Kids are hardwired to figure out who they are and how they fit in, and by an early age they have figured out gender and what that means - it's one of the first layers of identity. Studies have shown that even when the parents have very liberal gender views, kids still see past that to the wider societal view.
I am not convinced, personally, that this is a huge problem. Children conceptualize very broadly when they are young, and as they mature, they begin to see individual differences. As long as parents are very open to individual differences as their child develops, that early understanding should not be prescriptive of how they must behave, while it will alert them to areas of difficulty they will encounter if they don't conform to norms. This may help them protect themselves from ridicule as they explore identity.
A recent study about gender and toy preference determined that even when parents thought they were not influencing their children's toy choices, the children identified toys by "gender" as ones their parents would approve of or not. Here's an excerpt from the study:
Young Children’s Construction of Gender
Children construct their understandings of gender at an early age. By

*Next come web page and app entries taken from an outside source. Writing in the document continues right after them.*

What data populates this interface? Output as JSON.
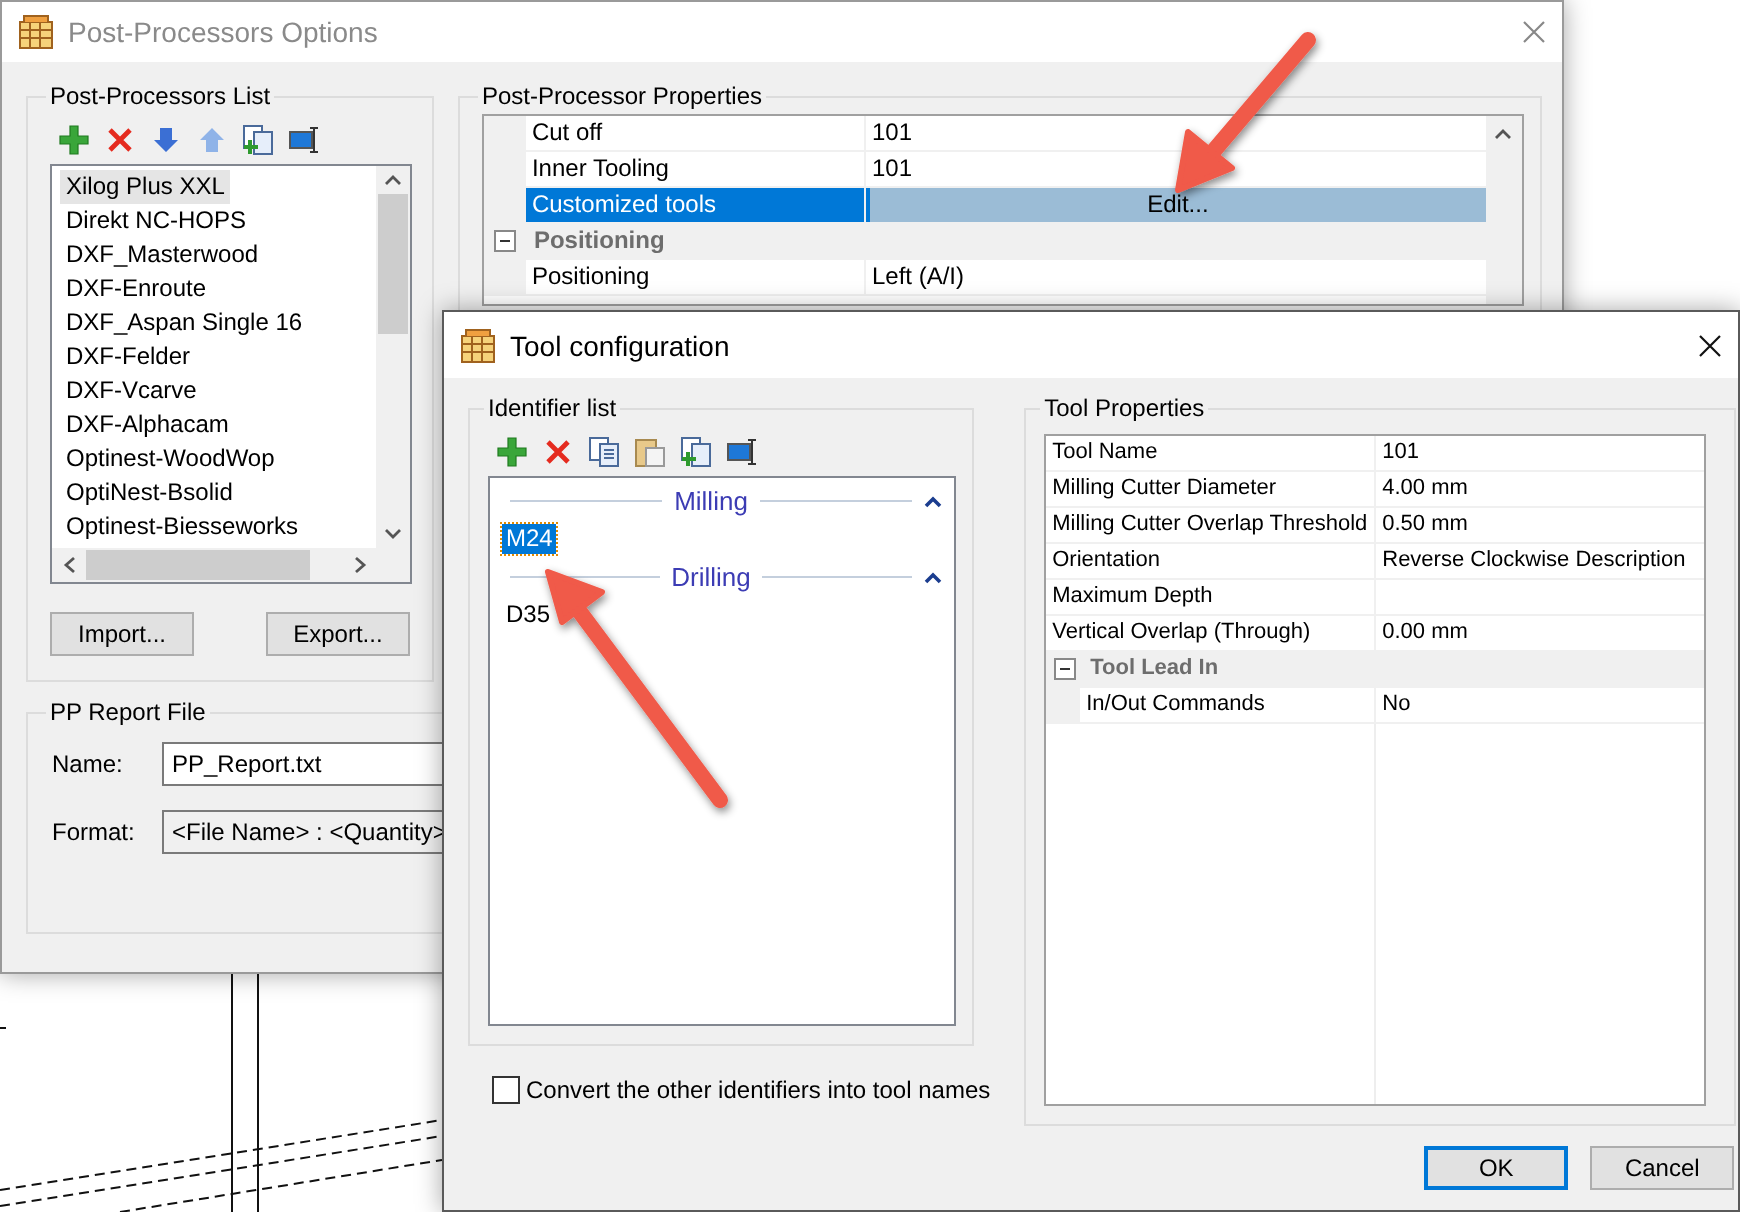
{
  "main_window": {
    "title": "Post-Processors Options",
    "pp_list": {
      "title": "Post-Processors List",
      "items": [
        {
          "label": "Xilog Plus XXL",
          "selected": true
        },
        {
          "label": "Direkt NC-HOPS",
          "selected": false
        },
        {
          "label": "DXF_Masterwood",
          "selected": false
        },
        {
          "label": "DXF-Enroute",
          "selected": false
        },
        {
          "label": "DXF_Aspan Single 16",
          "selected": false
        },
        {
          "label": "DXF-Felder",
          "selected": false
        },
        {
          "label": "DXF-Vcarve",
          "selected": false
        },
        {
          "label": "DXF-Alphacam",
          "selected": false
        },
        {
          "label": "Optinest-WoodWop",
          "selected": false
        },
        {
          "label": "OptiNest-Bsolid",
          "selected": false
        },
        {
          "label": "Optinest-Biesseworks",
          "selected": false
        }
      ],
      "buttons": [
        "Import...",
        "Export..."
      ]
    },
    "properties": {
      "title": "Post-Processor Properties",
      "rows": [
        {
          "kind": "property",
          "name": "Cut off",
          "value": "101",
          "selected": false
        },
        {
          "kind": "property",
          "name": "Inner Tooling",
          "value": "101",
          "selected": false
        },
        {
          "kind": "button",
          "name": "Customized tools",
          "value": "Edit...",
          "selected": true
        },
        {
          "kind": "category",
          "name": "Positioning",
          "expanded": true,
          "children": [
            {
              "kind": "property",
              "name": "Positioning",
              "value": "Left (A/I)",
              "selected": false
            }
          ]
        }
      ]
    },
    "report": {
      "title": "PP Report File",
      "fields": [
        {
          "label": "Name:",
          "value": "PP_Report.txt"
        },
        {
          "label": "Format:",
          "value": "<File Name> : <Quantity>"
        }
      ]
    }
  },
  "dialog": {
    "title": "Tool configuration",
    "identifiers": {
      "title": "Identifier list",
      "groups": [
        {
          "name": "Milling",
          "expanded": true,
          "items": [
            {
              "label": "M24",
              "selected": true
            }
          ]
        },
        {
          "name": "Drilling",
          "expanded": true,
          "items": [
            {
              "label": "D35",
              "selected": false
            }
          ]
        }
      ]
    },
    "convert": {
      "label": "Convert the other identifiers into tool names",
      "checked": false
    },
    "tool_properties": {
      "title": "Tool Properties",
      "rows": [
        {
          "kind": "property",
          "name": "Tool Name",
          "value": "101",
          "selected": false
        },
        {
          "kind": "property",
          "name": "Milling Cutter Diameter",
          "value": "4.00 mm",
          "selected": false
        },
        {
          "kind": "property",
          "name": "Milling Cutter Overlap Threshold",
          "value": "0.50 mm",
          "selected": false
        },
        {
          "kind": "property",
          "name": "Orientation",
          "value": "Reverse Clockwise Description",
          "selected": false
        },
        {
          "kind": "property",
          "name": "Maximum Depth",
          "selected": false
        },
        {
          "kind": "property",
          "name": "Vertical Overlap (Through)",
          "value": "0.00 mm",
          "selected": false
        },
        {
          "kind": "category",
          "name": "Tool Lead In",
          "expanded": true,
          "children": [
            {
              "kind": "property",
              "name": "In/Out Commands",
              "value": "No",
              "selected": false
            }
          ]
        }
      ]
    },
    "buttons": [
      {
        "label": "OK",
        "default": true
      },
      {
        "label": "Cancel",
        "default": false
      }
    ]
  }
}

about 24 months they begin to define themselves as ‘‘girls’’ or
‘‘boys’’ (Kohlberg, 1966; Kohlberg & Ullian, 1974; Sandnabba &
Ahlberg, 1999). And they are apt to have rigid definitions of how
girls and boys should behave by the age of five (Martin & Ruble,
2004). The acquisition of these gender stereotypes demonstrates that
children are very effective students of culture. They quickly learn to
categorize ‘‘girl toys’’ and ‘‘boy toys’’ in socially acceptable ways
and to behave as they think they ‘‘should’’ (Raag & Rackliff, 1998;
Powlishta, Serbin, & Moller, 1993). Preschoolers have been shown, for
example, to reliably apply gender stereotypes when responding to
questions about how their parents, teachers or babysitters, peers, and
siblings would want them to play. Girls know they are expected to play
with dish sets and baby dolls and boys know tools, trucks, and cars
are for them (Raag & Rackliff, 1998).
The authors of some studies have noted that society’s definition of
what is feminine has expanded since the launch of the women’s movement
in the early 1970s, but the definition of masculinity has not been
similarly revised (Fagot & Littman, 1975). This line of inquiry has
documented that while the current generation of girls is more likely
to be encouraged to do things that were once considered masculine than
were their mothers, the past 20 years has seen both children and
adults narrow their definitions of appropriate behavior for boys
(Burge, 1981; Cahill & Adams, 1997; Fisher-Thompson, 1990; Martin,
1990; Moulton & Adams-Price, 1997; Turner & Gervai, 1995).
How are Children’s Cross-Gender Behaviors Perceived?
Researchers who describe adults’ and children’s typical responses to
cross-gender play consistently report that boys who engage in ‘‘girls’
games’’ are more likely to be criticized by parents, teachers and
peers than are girls who enjoy activities and materials labeled as
‘‘for boys’’ (Cahill & Adams, 1997; Martin, 1990; Martin, 1995;
Martin, Wood, & Little, 1990). These results have been interpreted as
evidence that adults share concerns that boys who exhibit cross-gender
behaviors will become increasingly feminine, but believe that girls
will outgrow their ‘‘tomboyishness’’ and will become as feminine as
their ‘‘typical’’ female peers (Sandnabba & Ahlberg, 1999). It has
been documented, moreover, that fathers often more rigidly impose sex
role expectations on their sons than on their daughters, and that they
are less flexible in their definitions of gender appropriate behaviors
than are boys’ mothers (Burge, 1981).
Freeman, Nancy. "Preschoolers’ Perceptions Of Gender Appropriate Toys And Their Parents’ Beliefs About Genderized Behaviors: Miscommunication, Mixed Messages, Or Hidden Truths?" Early Childhood Education Journal 34.5 (2007): 357-366. Academic Search Complete. Web. 22 Dec. 2013.